Prior to admission to the BA/MA program, you should work exclusively with your assigned undergraduate advisor. Once you have been admitted to the program, you will work with the designated BA/MA Undergraduate Advisor, and you will also begin working with your graduate advisor. During this first year of the BA/MA program, you will work with both of your advisors to select courses that satisfy the requirements of both of your undergraduate and graduate degree programs. Once you have completed your BA, you will work exclusively with your graduate advisor.
BA/MA students must be registered for at least one credit during their first MA-only semesters. BA/MA students are, therefore, not permitted to defer their admission or take a temporary leave during the semester after graduating from the BA. While BA/MA students cannot take a leave during their first MA-only semester, they are permitted to request a leave later in their programs.
If you are admitted to the BA/MA program but decide not to pursue graduate study in the semester following the completion of your BA, you will forfeit the benefits of the BA/MA program. If you decide to pursue graduate work through an SIS Masters degree program at a later date, you will be required to apply as a regular graduate student and you will not be eligible to double-count any credits from your undergraduate studies.
It is extremely important to make sure that you know which MA program you want to pursue before you submit your application. Once you have been accepted to a MA program, it is possible to transfer programs, but program transfers are neither automatic nor guaranteed. Additionally, credits double-counted or reserved for the program to which you were initially admitted may not apply to your new graduate program.
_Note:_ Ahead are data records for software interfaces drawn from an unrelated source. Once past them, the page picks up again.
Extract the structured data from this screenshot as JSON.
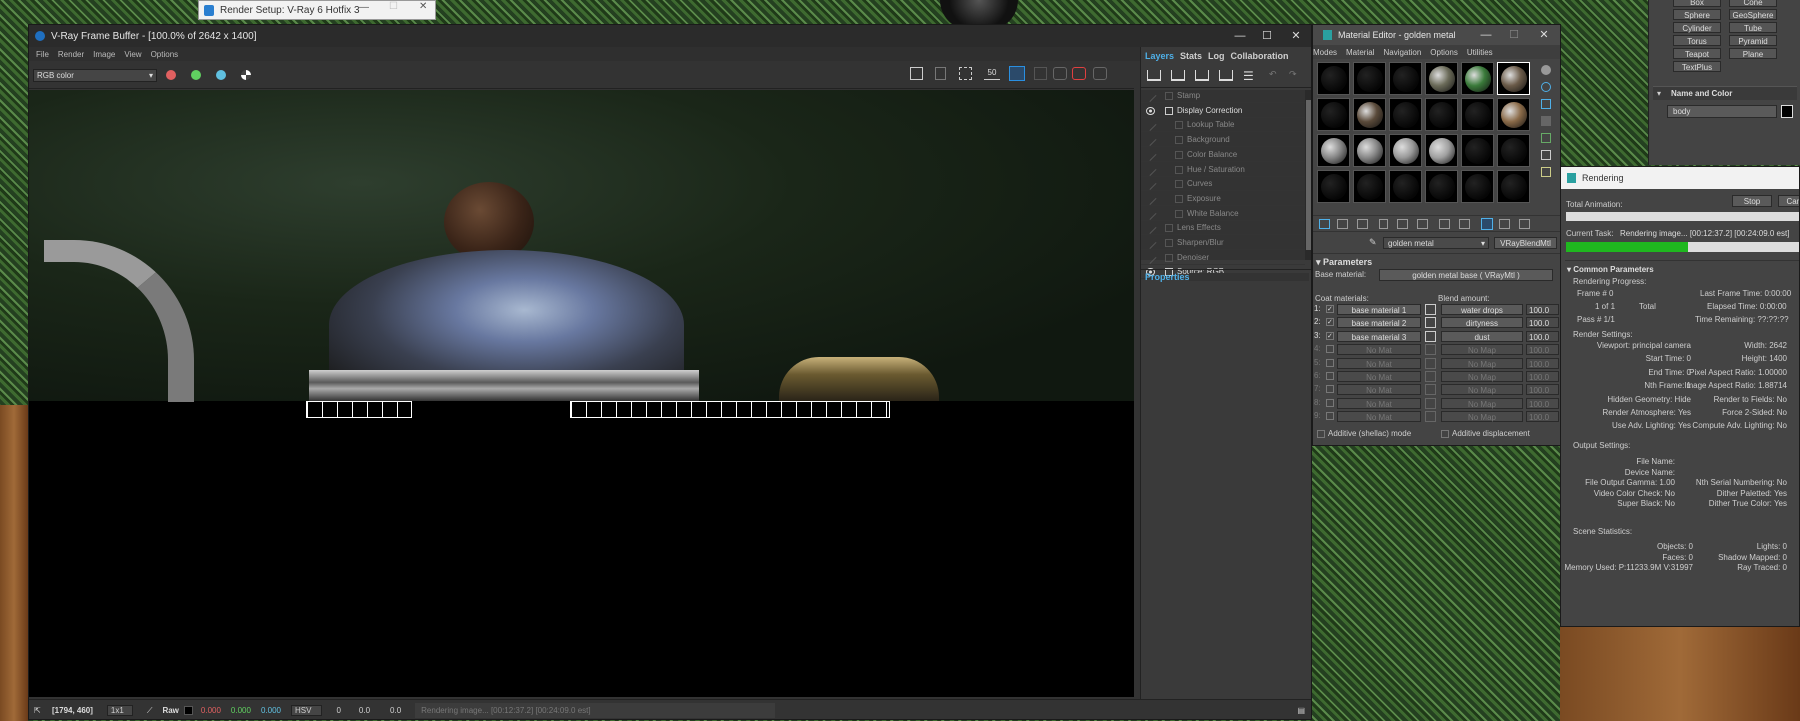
{
  "render_setup": {
    "title": "Render Setup: V-Ray 6 Hotfix 3"
  },
  "vfb": {
    "title": "V-Ray Frame Buffer - [100.0% of 2642 x 1400]",
    "menu": [
      "File",
      "Render",
      "Image",
      "View",
      "Options"
    ],
    "channel": "RGB color",
    "tabs": [
      "Layers",
      "Stats",
      "Log",
      "Collaboration"
    ],
    "layers": [
      {
        "label": "Stamp",
        "visible": false,
        "indent": 0
      },
      {
        "label": "Display Correction",
        "visible": true,
        "indent": 0
      },
      {
        "label": "Lookup Table",
        "visible": false,
        "indent": 1
      },
      {
        "label": "Background",
        "visible": false,
        "indent": 1
      },
      {
        "label": "Color Balance",
        "visible": false,
        "indent": 1
      },
      {
        "label": "Hue / Saturation",
        "visible": false,
        "indent": 1
      },
      {
        "label": "Curves",
        "visible": false,
        "indent": 1
      },
      {
        "label": "Exposure",
        "visible": false,
        "indent": 1
      },
      {
        "label": "White Balance",
        "visible": false,
        "indent": 1
      },
      {
        "label": "Lens Effects",
        "visible": false,
        "indent": 0
      },
      {
        "label": "Sharpen/Blur",
        "visible": false,
        "indent": 0
      },
      {
        "label": "Denoiser",
        "visible": false,
        "indent": 0
      },
      {
        "label": "Source: RGB",
        "visible": true,
        "indent": 0
      }
    ],
    "properties_label": "Properties",
    "status": {
      "coords": "[1794, 460]",
      "zoom": "1x1",
      "mode": "Raw",
      "r": "0.000",
      "g": "0.000",
      "b": "0.000",
      "space": "HSV",
      "h": "0",
      "s": "0.0",
      "v": "0.0",
      "progress": "Rendering image... [00:12:37.2] [00:24:09.0 est]"
    }
  },
  "material_editor": {
    "title": "Material Editor - golden metal",
    "menu": [
      "Modes",
      "Material",
      "Navigation",
      "Options",
      "Utilities"
    ],
    "material_name": "golden metal",
    "material_type": "VRayBlendMtl",
    "rollout": "Parameters",
    "base_material_label": "Base material:",
    "base_material": "golden metal base ( VRayMtl )",
    "coat_label": "Coat materials:",
    "blend_label": "Blend amount:",
    "coats": [
      {
        "n": "1:",
        "mat": "base material 1",
        "map": "water drops",
        "amt": "100.0",
        "on": true
      },
      {
        "n": "2:",
        "mat": "base material 2",
        "map": "dirtyness",
        "amt": "100.0",
        "on": true
      },
      {
        "n": "3:",
        "mat": "base material 3",
        "map": "dust",
        "amt": "100.0",
        "on": true
      },
      {
        "n": "4:",
        "mat": "No Mat",
        "map": "No Map",
        "amt": "100.0",
        "on": false
      },
      {
        "n": "5:",
        "mat": "No Mat",
        "map": "No Map",
        "amt": "100.0",
        "on": false
      },
      {
        "n": "6:",
        "mat": "No Mat",
        "map": "No Map",
        "amt": "100.0",
        "on": false
      },
      {
        "n": "7:",
        "mat": "No Mat",
        "map": "No Map",
        "amt": "100.0",
        "on": false
      },
      {
        "n": "8:",
        "mat": "No Mat",
        "map": "No Map",
        "amt": "100.0",
        "on": false
      },
      {
        "n": "9:",
        "mat": "No Mat",
        "map": "No Map",
        "amt": "100.0",
        "on": false
      }
    ],
    "additive_shellac": "Additive (shellac) mode",
    "additive_disp": "Additive displacement"
  },
  "create_panel": {
    "objects": [
      "Box",
      "Cone",
      "Sphere",
      "GeoSphere",
      "Cylinder",
      "Tube",
      "Torus",
      "Pyramid",
      "Teapot",
      "Plane",
      "TextPlus"
    ],
    "name_color_label": "Name and Color",
    "object_name": "body",
    "color": "#000000"
  },
  "rendering": {
    "title": "Rendering",
    "stop": "Stop",
    "cancel": "Cance",
    "total_anim": "Total Animation:",
    "current_task": "Current Task:",
    "task_text": "Rendering image... [00:12:37.2] [00:24:09.0 est]",
    "task_progress": 0.52,
    "common": "Common Parameters",
    "progress_hdr": "Rendering Progress:",
    "frame": "Frame # 0",
    "last_frame": "Last Frame Time: 0:00:00",
    "of": "1 of 1",
    "total": "Total",
    "elapsed": "Elapsed Time: 0:00:00",
    "pass": "Pass # 1/1",
    "remaining": "Time Remaining: ??:??:??",
    "settings_hdr": "Render Settings:",
    "settings": [
      [
        "Viewport: principal camera",
        "Width: 2642"
      ],
      [
        "Start Time: 0",
        "Height: 1400"
      ],
      [
        "End Time: 0",
        "Pixel Aspect Ratio: 1.00000"
      ],
      [
        "Nth Frame: 1",
        "Image Aspect Ratio: 1.88714"
      ],
      [
        "Hidden Geometry: Hide",
        "Render to Fields: No"
      ],
      [
        "Render Atmosphere: Yes",
        "Force 2-Sided: No"
      ],
      [
        "Use Adv. Lighting: Yes",
        "Compute Adv. Lighting: No"
      ]
    ],
    "output_hdr": "Output Settings:",
    "output": [
      [
        "File Name:",
        ""
      ],
      [
        "Device Name:",
        ""
      ],
      [
        "File Output Gamma: 1.00",
        "Nth Serial Numbering: No"
      ],
      [
        "Video Color Check: No",
        "Dither Paletted: Yes"
      ],
      [
        "Super Black: No",
        "Dither True Color: Yes"
      ]
    ],
    "stats_hdr": "Scene Statistics:",
    "stats": [
      [
        "Objects: 0",
        "Lights: 0"
      ],
      [
        "Faces: 0",
        "Shadow Mapped: 0"
      ],
      [
        "Memory Used: P:11233.9M V:31997",
        "Ray Traced: 0"
      ]
    ]
  }
}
BA/MA students are only eligible to apply to transfer programs after completing at least 9 credits of graduate-level coursework after being admitted to the BA/MA program. Students interested in applying for a program transfer should consult their graduate academic advisor to review their options and discuss the program transfer application.